-------- INFORMATION PROVIDED --------

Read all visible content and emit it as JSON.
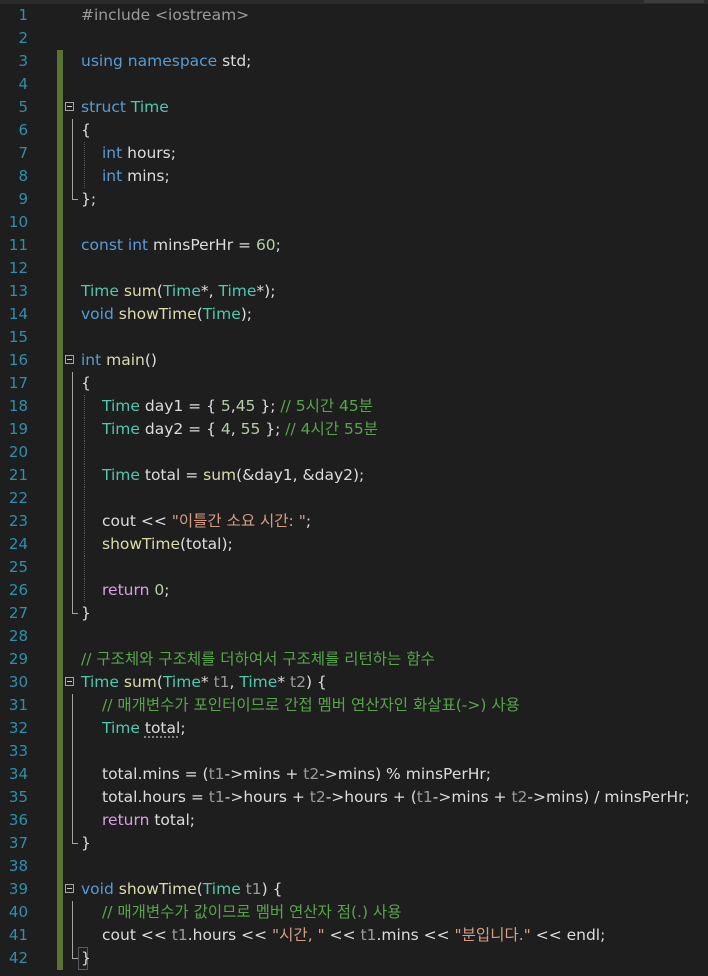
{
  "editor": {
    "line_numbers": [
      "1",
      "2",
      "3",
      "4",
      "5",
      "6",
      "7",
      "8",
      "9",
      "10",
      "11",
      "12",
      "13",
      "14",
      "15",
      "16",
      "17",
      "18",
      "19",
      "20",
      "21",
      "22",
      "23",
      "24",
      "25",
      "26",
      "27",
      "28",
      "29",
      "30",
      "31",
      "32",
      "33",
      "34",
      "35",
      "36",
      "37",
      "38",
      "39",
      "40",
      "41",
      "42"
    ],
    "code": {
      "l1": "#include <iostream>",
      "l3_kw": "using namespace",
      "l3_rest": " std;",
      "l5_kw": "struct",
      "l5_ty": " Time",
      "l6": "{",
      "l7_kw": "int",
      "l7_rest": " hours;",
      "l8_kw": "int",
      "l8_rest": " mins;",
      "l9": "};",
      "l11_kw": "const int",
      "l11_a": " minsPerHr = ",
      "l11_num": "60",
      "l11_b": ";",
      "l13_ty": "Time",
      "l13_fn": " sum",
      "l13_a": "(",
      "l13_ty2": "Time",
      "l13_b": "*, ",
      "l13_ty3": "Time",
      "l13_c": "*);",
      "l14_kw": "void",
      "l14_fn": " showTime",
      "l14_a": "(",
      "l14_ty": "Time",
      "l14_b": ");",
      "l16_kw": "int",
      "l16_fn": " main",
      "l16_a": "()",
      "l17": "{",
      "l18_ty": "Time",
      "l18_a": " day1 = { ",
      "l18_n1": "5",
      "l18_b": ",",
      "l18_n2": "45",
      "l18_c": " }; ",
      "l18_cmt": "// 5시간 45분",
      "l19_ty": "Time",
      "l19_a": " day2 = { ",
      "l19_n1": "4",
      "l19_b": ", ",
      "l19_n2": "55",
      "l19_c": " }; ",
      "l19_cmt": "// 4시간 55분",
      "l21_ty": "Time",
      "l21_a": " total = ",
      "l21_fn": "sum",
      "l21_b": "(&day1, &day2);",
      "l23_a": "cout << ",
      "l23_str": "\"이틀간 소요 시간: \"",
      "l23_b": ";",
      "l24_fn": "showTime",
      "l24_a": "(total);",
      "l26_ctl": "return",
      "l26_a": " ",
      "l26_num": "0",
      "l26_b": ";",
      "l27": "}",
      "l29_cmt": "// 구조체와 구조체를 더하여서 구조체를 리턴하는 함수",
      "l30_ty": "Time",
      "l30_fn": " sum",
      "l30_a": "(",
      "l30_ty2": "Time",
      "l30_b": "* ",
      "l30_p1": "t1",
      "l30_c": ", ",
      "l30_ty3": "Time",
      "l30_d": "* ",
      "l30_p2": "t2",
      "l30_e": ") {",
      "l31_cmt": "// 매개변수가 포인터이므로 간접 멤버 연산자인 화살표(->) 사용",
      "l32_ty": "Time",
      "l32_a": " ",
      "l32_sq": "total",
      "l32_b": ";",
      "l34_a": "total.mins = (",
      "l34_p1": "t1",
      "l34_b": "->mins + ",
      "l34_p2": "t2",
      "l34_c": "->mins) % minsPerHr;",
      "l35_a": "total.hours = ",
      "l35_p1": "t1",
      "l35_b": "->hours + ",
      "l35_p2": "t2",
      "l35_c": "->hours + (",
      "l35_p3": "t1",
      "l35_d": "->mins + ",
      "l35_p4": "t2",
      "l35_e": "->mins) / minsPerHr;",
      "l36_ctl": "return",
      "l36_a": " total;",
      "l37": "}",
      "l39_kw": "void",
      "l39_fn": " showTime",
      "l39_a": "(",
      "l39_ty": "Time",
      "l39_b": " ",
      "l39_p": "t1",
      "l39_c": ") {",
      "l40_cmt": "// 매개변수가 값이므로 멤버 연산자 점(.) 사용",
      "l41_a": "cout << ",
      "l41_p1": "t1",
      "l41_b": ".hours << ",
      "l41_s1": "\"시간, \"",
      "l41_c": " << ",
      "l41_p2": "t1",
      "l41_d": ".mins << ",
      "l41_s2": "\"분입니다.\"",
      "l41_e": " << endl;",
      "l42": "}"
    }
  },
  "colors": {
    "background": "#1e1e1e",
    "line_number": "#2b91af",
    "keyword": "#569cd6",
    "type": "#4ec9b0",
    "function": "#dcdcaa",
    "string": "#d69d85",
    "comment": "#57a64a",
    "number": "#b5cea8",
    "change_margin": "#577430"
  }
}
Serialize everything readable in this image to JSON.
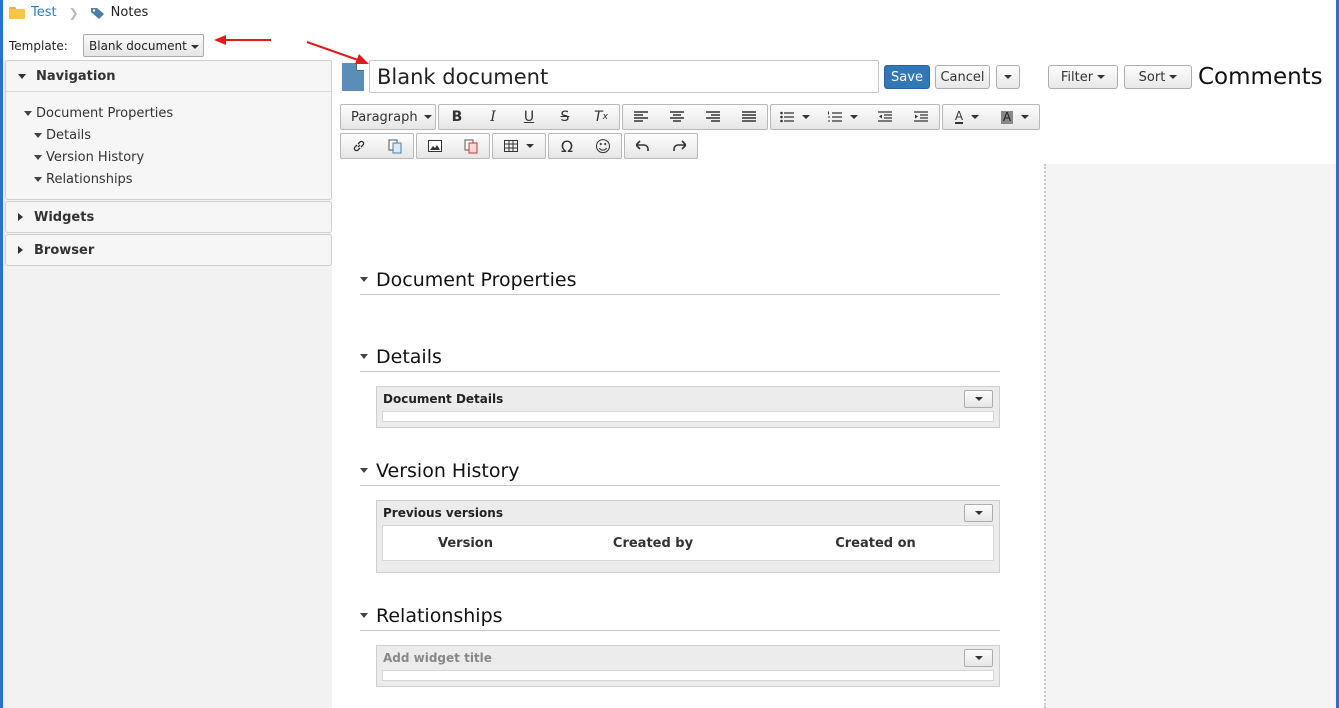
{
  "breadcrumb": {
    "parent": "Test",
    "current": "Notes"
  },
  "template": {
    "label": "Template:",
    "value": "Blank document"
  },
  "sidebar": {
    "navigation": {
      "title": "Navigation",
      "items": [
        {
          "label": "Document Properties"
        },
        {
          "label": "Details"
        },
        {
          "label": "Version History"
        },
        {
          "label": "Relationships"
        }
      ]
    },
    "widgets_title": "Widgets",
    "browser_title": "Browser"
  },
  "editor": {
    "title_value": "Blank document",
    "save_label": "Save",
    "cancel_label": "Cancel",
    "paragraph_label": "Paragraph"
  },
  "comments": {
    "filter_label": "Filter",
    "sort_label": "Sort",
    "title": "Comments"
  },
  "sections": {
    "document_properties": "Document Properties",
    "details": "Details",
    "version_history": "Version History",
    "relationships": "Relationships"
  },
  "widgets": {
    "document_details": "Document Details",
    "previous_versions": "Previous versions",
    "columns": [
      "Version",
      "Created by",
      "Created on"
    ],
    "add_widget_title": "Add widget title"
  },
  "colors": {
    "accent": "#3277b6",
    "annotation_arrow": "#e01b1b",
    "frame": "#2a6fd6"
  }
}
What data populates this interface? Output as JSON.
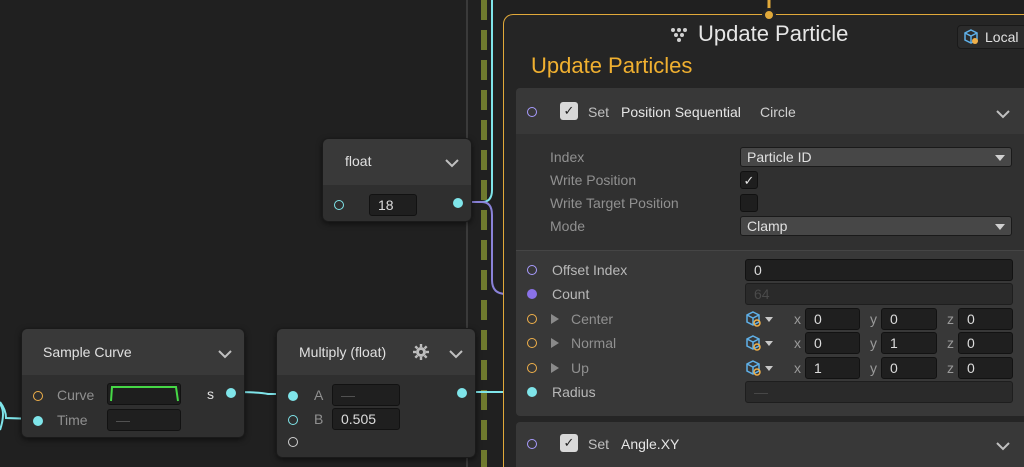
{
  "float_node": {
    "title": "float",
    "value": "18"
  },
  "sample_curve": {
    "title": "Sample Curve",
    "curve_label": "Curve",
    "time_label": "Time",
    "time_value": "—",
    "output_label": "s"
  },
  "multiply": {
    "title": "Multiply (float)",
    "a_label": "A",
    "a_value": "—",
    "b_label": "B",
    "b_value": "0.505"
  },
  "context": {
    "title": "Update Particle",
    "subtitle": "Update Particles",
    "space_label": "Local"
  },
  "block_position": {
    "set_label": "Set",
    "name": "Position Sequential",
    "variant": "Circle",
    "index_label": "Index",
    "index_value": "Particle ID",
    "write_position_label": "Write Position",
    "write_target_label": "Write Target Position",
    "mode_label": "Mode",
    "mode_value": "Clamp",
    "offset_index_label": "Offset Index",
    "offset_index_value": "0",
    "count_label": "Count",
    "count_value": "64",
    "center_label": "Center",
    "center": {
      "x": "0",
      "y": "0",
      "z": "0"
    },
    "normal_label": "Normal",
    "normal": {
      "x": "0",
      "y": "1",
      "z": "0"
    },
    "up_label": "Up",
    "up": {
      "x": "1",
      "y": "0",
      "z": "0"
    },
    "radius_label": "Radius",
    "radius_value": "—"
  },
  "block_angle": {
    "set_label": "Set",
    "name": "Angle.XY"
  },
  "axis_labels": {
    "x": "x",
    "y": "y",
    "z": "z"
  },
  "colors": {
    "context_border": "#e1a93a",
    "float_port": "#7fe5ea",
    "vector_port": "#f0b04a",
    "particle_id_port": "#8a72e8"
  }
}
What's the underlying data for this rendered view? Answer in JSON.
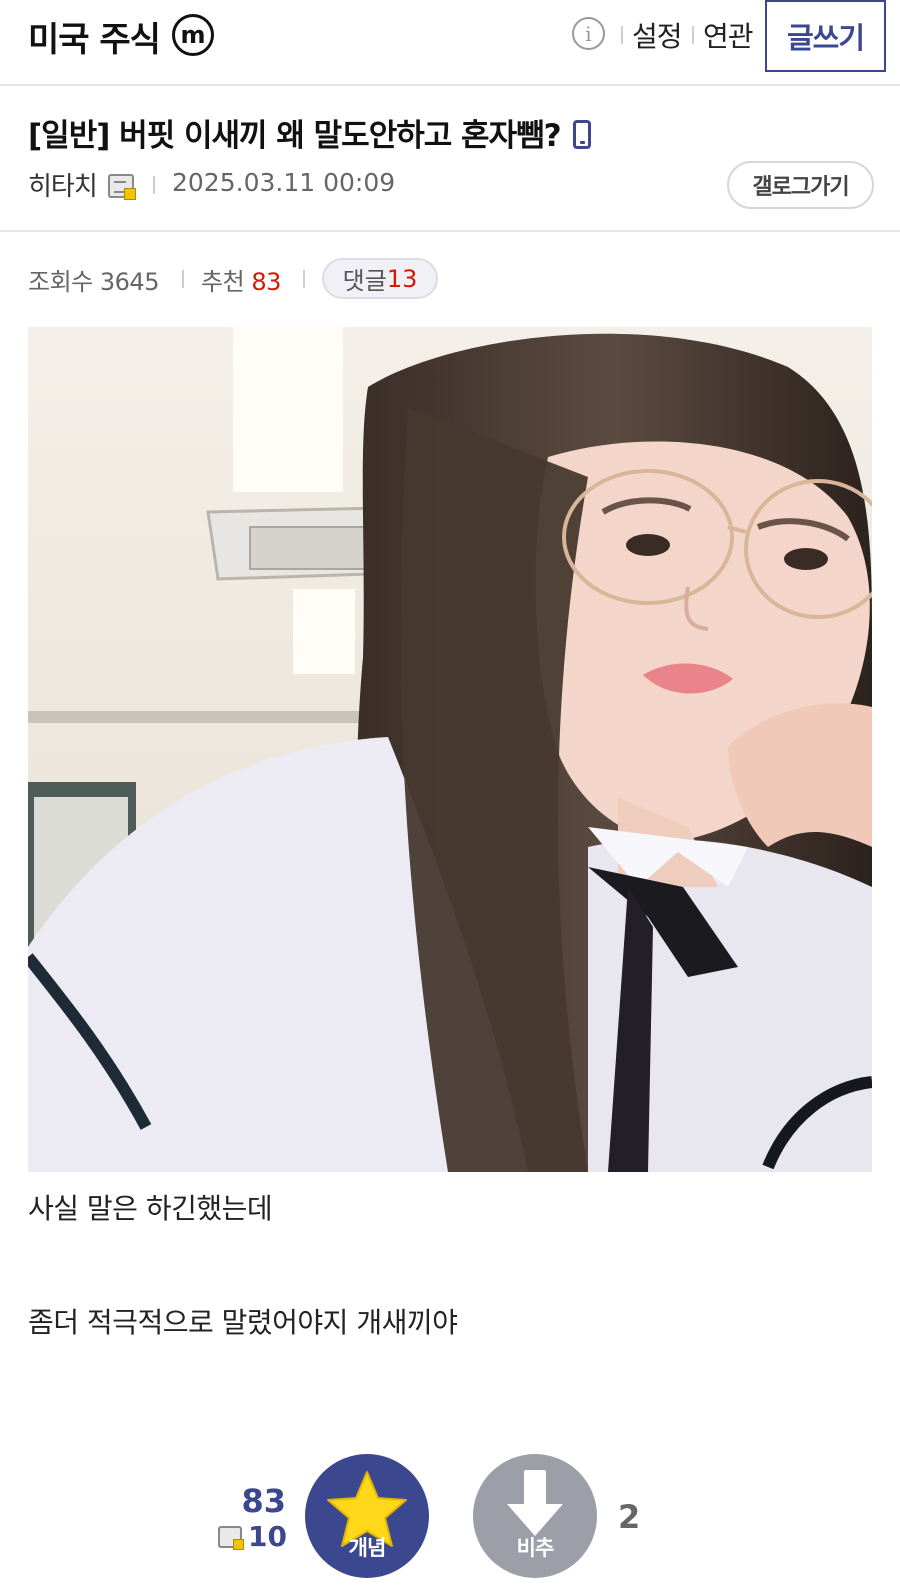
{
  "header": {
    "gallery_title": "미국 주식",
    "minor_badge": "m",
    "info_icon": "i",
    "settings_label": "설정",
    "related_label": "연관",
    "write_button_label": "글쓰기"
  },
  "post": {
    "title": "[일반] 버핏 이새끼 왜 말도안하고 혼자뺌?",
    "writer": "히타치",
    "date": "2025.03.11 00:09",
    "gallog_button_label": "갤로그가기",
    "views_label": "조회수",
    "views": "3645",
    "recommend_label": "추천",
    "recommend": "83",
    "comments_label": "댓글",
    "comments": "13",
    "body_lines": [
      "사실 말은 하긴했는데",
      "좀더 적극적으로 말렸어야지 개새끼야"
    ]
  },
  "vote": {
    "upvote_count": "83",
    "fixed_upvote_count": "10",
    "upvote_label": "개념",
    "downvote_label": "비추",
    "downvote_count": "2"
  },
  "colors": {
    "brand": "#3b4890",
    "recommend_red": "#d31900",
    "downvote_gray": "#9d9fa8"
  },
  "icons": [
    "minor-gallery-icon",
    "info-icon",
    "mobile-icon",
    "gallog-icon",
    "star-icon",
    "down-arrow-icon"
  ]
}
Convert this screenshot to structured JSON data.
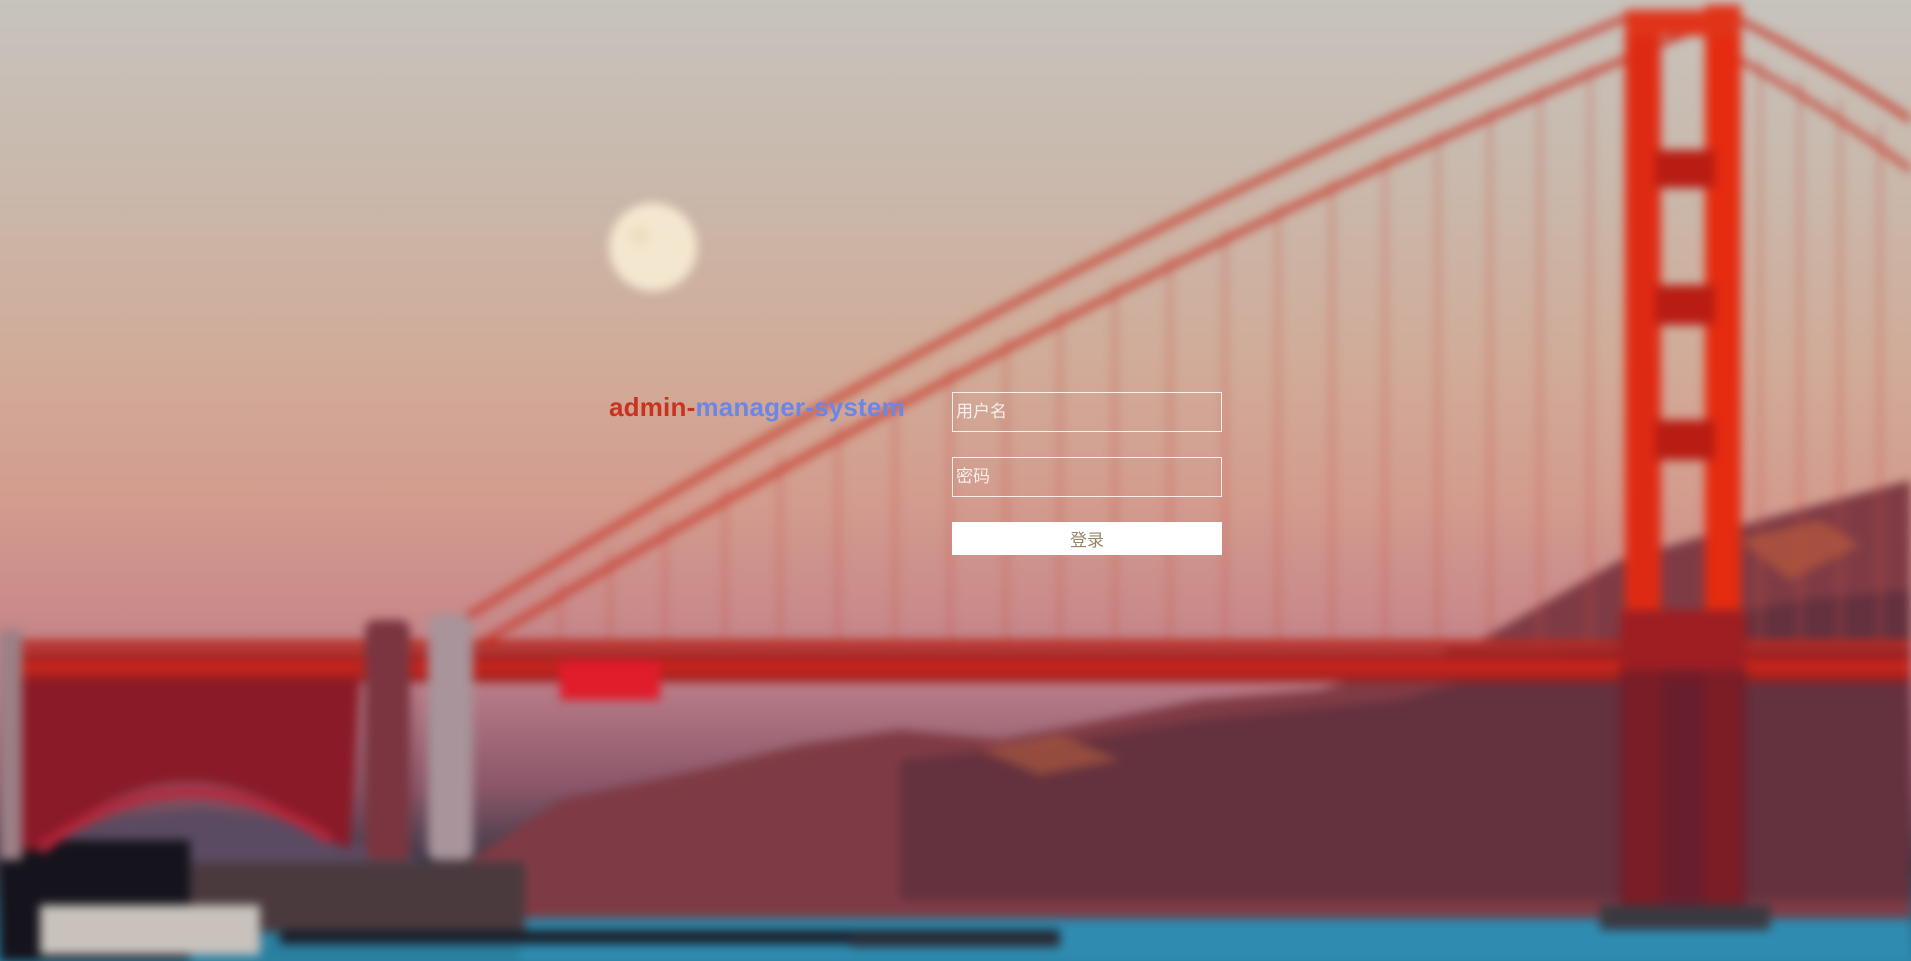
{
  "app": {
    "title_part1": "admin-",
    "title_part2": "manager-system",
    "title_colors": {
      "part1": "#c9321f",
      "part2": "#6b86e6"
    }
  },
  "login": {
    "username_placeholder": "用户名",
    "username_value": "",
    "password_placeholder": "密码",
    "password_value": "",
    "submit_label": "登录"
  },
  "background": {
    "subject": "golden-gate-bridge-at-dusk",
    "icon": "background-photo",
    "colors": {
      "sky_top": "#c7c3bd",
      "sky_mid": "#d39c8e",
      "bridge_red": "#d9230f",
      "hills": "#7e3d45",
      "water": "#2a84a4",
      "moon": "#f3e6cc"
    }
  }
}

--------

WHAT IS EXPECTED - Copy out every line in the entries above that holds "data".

TASK OUTPUT -
What data populates this interface? Output as JSON.
What's the underlying data for this rendered view? Answer in JSON.
Convert this screenshot to structured JSON data.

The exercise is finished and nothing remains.